**WHAT TO PRODUCE:** A complete, word-for-word restatement of the entries is needed.

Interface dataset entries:

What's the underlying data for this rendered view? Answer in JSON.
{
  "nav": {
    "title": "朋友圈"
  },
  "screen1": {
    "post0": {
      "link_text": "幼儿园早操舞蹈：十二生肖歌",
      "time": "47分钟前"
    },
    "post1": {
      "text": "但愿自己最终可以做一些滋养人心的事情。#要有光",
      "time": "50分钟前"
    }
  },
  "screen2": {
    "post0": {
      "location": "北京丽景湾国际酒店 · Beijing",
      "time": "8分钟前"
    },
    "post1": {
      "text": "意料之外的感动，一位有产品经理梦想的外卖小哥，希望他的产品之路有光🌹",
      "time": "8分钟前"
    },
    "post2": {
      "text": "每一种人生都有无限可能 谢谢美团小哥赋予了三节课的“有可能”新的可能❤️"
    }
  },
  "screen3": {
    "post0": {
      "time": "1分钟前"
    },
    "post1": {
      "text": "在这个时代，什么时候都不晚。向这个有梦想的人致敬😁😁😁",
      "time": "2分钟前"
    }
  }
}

**SOLUTION FOR THIS PROBLEM:**
What's the underlying data for this rendered view? Answer in JSON.
{
  "nav": {
    "title": "朋友圈"
  },
  "screen1": {
    "post0": {
      "link_text": "幼儿园早操舞蹈：十二生肖歌",
      "time": "47分钟前"
    },
    "post1": {
      "text": "但愿自己最终可以做一些滋养人心的事情。#要有光",
      "time": "50分钟前"
    }
  },
  "screen2": {
    "post0": {
      "location": "北京丽景湾国际酒店 · Beijing",
      "time": "8分钟前"
    },
    "post1": {
      "text": "意料之外的感动，一位有产品经理梦想的外卖小哥，希望他的产品之路有光🌹",
      "time": "8分钟前"
    },
    "post2": {
      "text": "每一种人生都有无限可能 谢谢美团小哥赋予了三节课的“有可能”新的可能❤️"
    }
  },
  "screen3": {
    "post0": {
      "time": "1分钟前"
    },
    "post1": {
      "text": "在这个时代，什么时候都不晚。向这个有梦想的人致敬😁😁😁",
      "time": "2分钟前"
    }
  }
}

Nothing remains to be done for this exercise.